A brief summary of the steps under P.A. 87
You will receive several legal documents these will consist of a Complaint, Order for Hearing on Complaint, Statement of Necessity, and Declaration of Taking. The full amount of money offered for the property as stated in Declaration of Taking is placed on deposit with the State Treasurer.
The Order for Hearing on Complaint will inform you of the date set for a hearing. You have 21 days following receipt of the Complaint to challenge the necessity of the
acquisition of your property by filing a motion with the court asking for a review. The statement of Necessity is binding unless you can show fraud, error of law, or abuse of discretion. When the necessity for the taking is not challenged, or the challenge has been denied, the

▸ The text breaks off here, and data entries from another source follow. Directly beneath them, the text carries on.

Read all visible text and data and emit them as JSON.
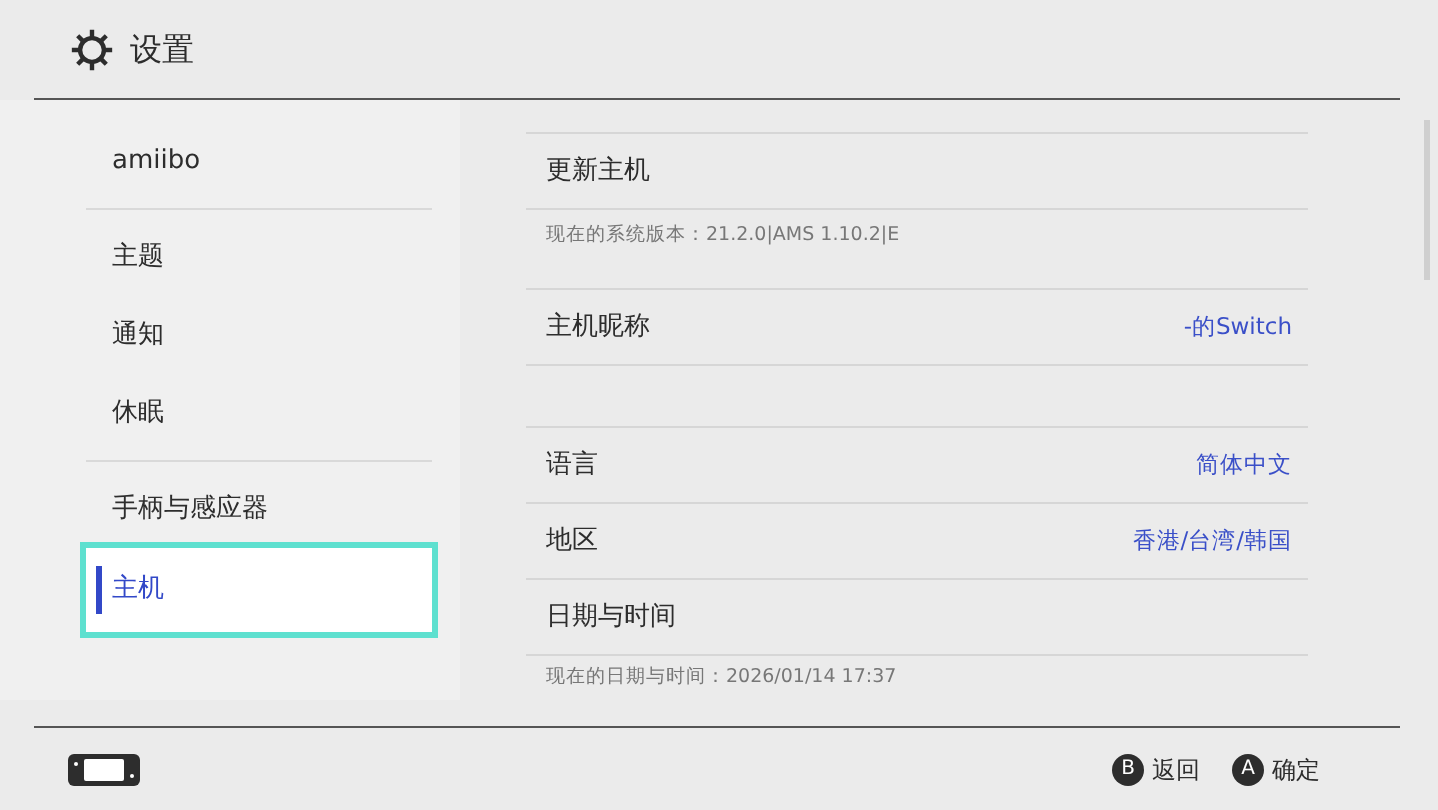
{
  "header": {
    "title": "设置"
  },
  "sidebar": {
    "groups": [
      [
        {
          "label": "amiibo",
          "selected": false
        }
      ],
      [
        {
          "label": "主题",
          "selected": false
        },
        {
          "label": "通知",
          "selected": false
        },
        {
          "label": "休眠",
          "selected": false
        }
      ],
      [
        {
          "label": "手柄与感应器",
          "selected": false
        },
        {
          "label": "主机",
          "selected": true
        }
      ]
    ]
  },
  "sections": [
    [
      {
        "label": "更新主机",
        "note": "现在的系统版本：21.2.0|AMS 1.10.2|E"
      },
      {
        "label": "主机昵称",
        "value": "-的Switch"
      }
    ],
    [
      {
        "label": "语言",
        "value": "简体中文"
      },
      {
        "label": "地区",
        "value": "香港/台湾/韩国"
      },
      {
        "label": "日期与时间",
        "note": "现在的日期与时间：2026/01/14 17:37"
      }
    ]
  ],
  "footer": {
    "buttons": [
      {
        "key": "B",
        "label": "返回"
      },
      {
        "key": "A",
        "label": "确定"
      }
    ]
  }
}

agency acquires right-of-way to the property as of the date the Complaint was filed, unless the court sets a different date. If you or your attorney do not attend the hearing, the court may be requested to enter on Order of Default.
You have 60 days from the date of filing to submit a written claim to the

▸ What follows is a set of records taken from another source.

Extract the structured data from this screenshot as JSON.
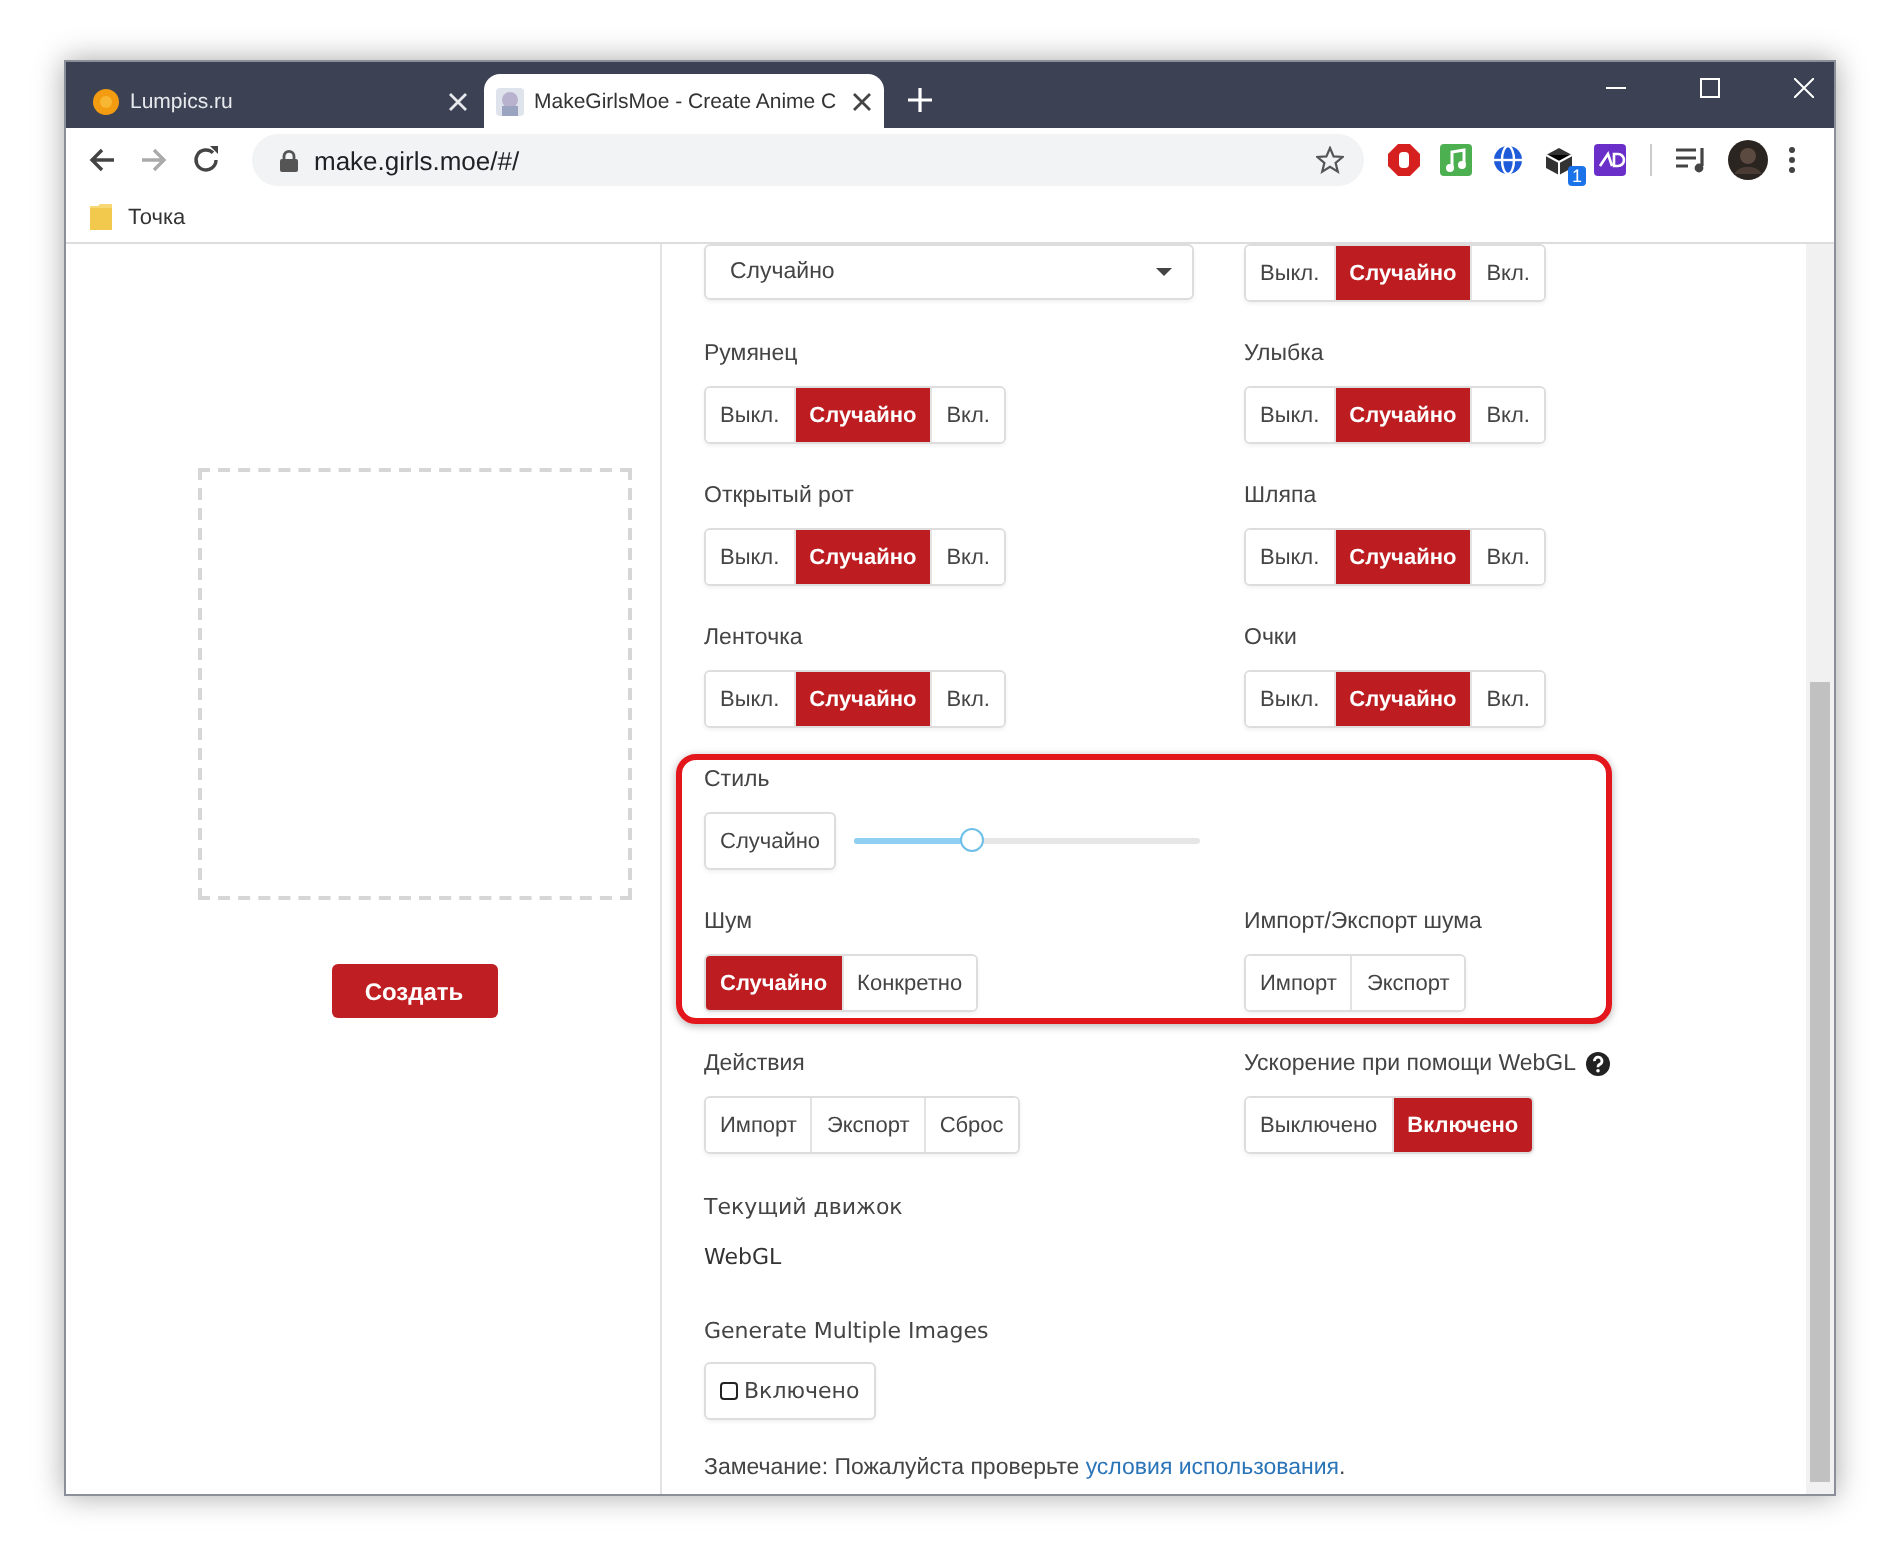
{
  "browser": {
    "tabs": [
      {
        "title": "Lumpics.ru",
        "selected": false
      },
      {
        "title": "MakeGirlsMoe - Create Anime C",
        "selected": true
      }
    ],
    "address": "make.girls.moe/#/",
    "extension_badge": "1",
    "bookmarks": [
      "Точка"
    ]
  },
  "generator": {
    "create_button": "Создать"
  },
  "rows": [
    {
      "highlighted": false,
      "cells": [
        {
          "kind": "dropdown",
          "value": "Случайно"
        },
        {
          "kind": "segmented",
          "options": [
            {
              "label": "Выкл.",
              "selected": false
            },
            {
              "label": "Случайно",
              "selected": true
            },
            {
              "label": "Вкл.",
              "selected": false
            }
          ]
        }
      ]
    },
    {
      "highlighted": false,
      "cells": [
        {
          "kind": "segmented",
          "label": "Румянец",
          "options": [
            {
              "label": "Выкл.",
              "selected": false
            },
            {
              "label": "Случайно",
              "selected": true
            },
            {
              "label": "Вкл.",
              "selected": false
            }
          ]
        },
        {
          "kind": "segmented",
          "label": "Улыбка",
          "options": [
            {
              "label": "Выкл.",
              "selected": false
            },
            {
              "label": "Случайно",
              "selected": true
            },
            {
              "label": "Вкл.",
              "selected": false
            }
          ]
        }
      ]
    },
    {
      "highlighted": false,
      "cells": [
        {
          "kind": "segmented",
          "label": "Открытый рот",
          "options": [
            {
              "label": "Выкл.",
              "selected": false
            },
            {
              "label": "Случайно",
              "selected": true
            },
            {
              "label": "Вкл.",
              "selected": false
            }
          ]
        },
        {
          "kind": "segmented",
          "label": "Шляпа",
          "options": [
            {
              "label": "Выкл.",
              "selected": false
            },
            {
              "label": "Случайно",
              "selected": true
            },
            {
              "label": "Вкл.",
              "selected": false
            }
          ]
        }
      ]
    },
    {
      "highlighted": false,
      "cells": [
        {
          "kind": "segmented",
          "label": "Ленточка",
          "options": [
            {
              "label": "Выкл.",
              "selected": false
            },
            {
              "label": "Случайно",
              "selected": true
            },
            {
              "label": "Вкл.",
              "selected": false
            }
          ]
        },
        {
          "kind": "segmented",
          "label": "Очки",
          "options": [
            {
              "label": "Выкл.",
              "selected": false
            },
            {
              "label": "Случайно",
              "selected": true
            },
            {
              "label": "Вкл.",
              "selected": false
            }
          ]
        }
      ]
    },
    {
      "highlighted": true,
      "cells": [
        {
          "kind": "random_slider",
          "label": "Стиль",
          "button": {
            "label": "Случайно",
            "selected": false
          },
          "level": 0.34
        }
      ]
    },
    {
      "highlighted": true,
      "cells": [
        {
          "kind": "segmented",
          "label": "Шум",
          "options": [
            {
              "label": "Случайно",
              "selected": true
            },
            {
              "label": "Конкретно",
              "selected": false
            }
          ]
        },
        {
          "kind": "segmented",
          "label": "Импорт/Экспорт шума",
          "options": [
            {
              "label": "Импорт",
              "selected": false
            },
            {
              "label": "Экспорт",
              "selected": false
            }
          ]
        }
      ]
    },
    {
      "highlighted": false,
      "cells": [
        {
          "kind": "segmented",
          "label": "Действия",
          "options": [
            {
              "label": "Импорт",
              "selected": false
            },
            {
              "label": "Экспорт",
              "selected": false
            },
            {
              "label": "Сброс",
              "selected": false
            }
          ]
        },
        {
          "kind": "segmented",
          "label": "Ускорение при помощи WebGL",
          "help_icon": true,
          "options": [
            {
              "label": "Выключено",
              "selected": false
            },
            {
              "label": "Включено",
              "selected": true
            }
          ]
        }
      ]
    },
    {
      "highlighted": false,
      "cells": [
        {
          "kind": "text",
          "label": "Текущий движок",
          "value": "WebGL"
        }
      ]
    },
    {
      "highlighted": false,
      "cells": [
        {
          "kind": "checkbox_button",
          "label": "Generate Multiple Images",
          "button": {
            "label": "Включено",
            "checked": false
          }
        }
      ]
    }
  ],
  "note": {
    "text": "Замечание: Пожалуйста проверьте ",
    "link": "условия использования",
    "end": "."
  }
}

agency if you believe an item of value has been overlooked. You must provide sufficient information and detail about the claim so the
agency can determine the value of the claim and whether it is eligible for payment.
At the first hearing, the agency will request the court to establish the time and terms for surrender of the right-of-way needed from your property. The court will be requested to order the State Treasurer to pay you the money the
agency has offered for you property. The court will set a date for the pretrial hearing and impaneling of six-person jury.
The court will establish a trial date, and the jury will be charged with the responsibility of determining the amount of just compensation after hearing the evidence. At trial, WCRC will present its case to the jury, justifying the amount it has offered. You will have the opportunity to present evidence to support the value you think the property is worth. The jury's decision may be appealed by the parties of interest of the
If the jury's award exceeds the agency's0 written good faith offer, you will be reimbursed reasonable attorney fees as allowed by law. You may also be reimbursed certain reasonable expert witness fees for preparation and trial. The court may be called upon to determine the reasonableness of fees.
This is a brief description of the typical steps taken in an eminent domain proceeding. This overview does not explain all of the specific or unique aspects of an eminent domain proceeding.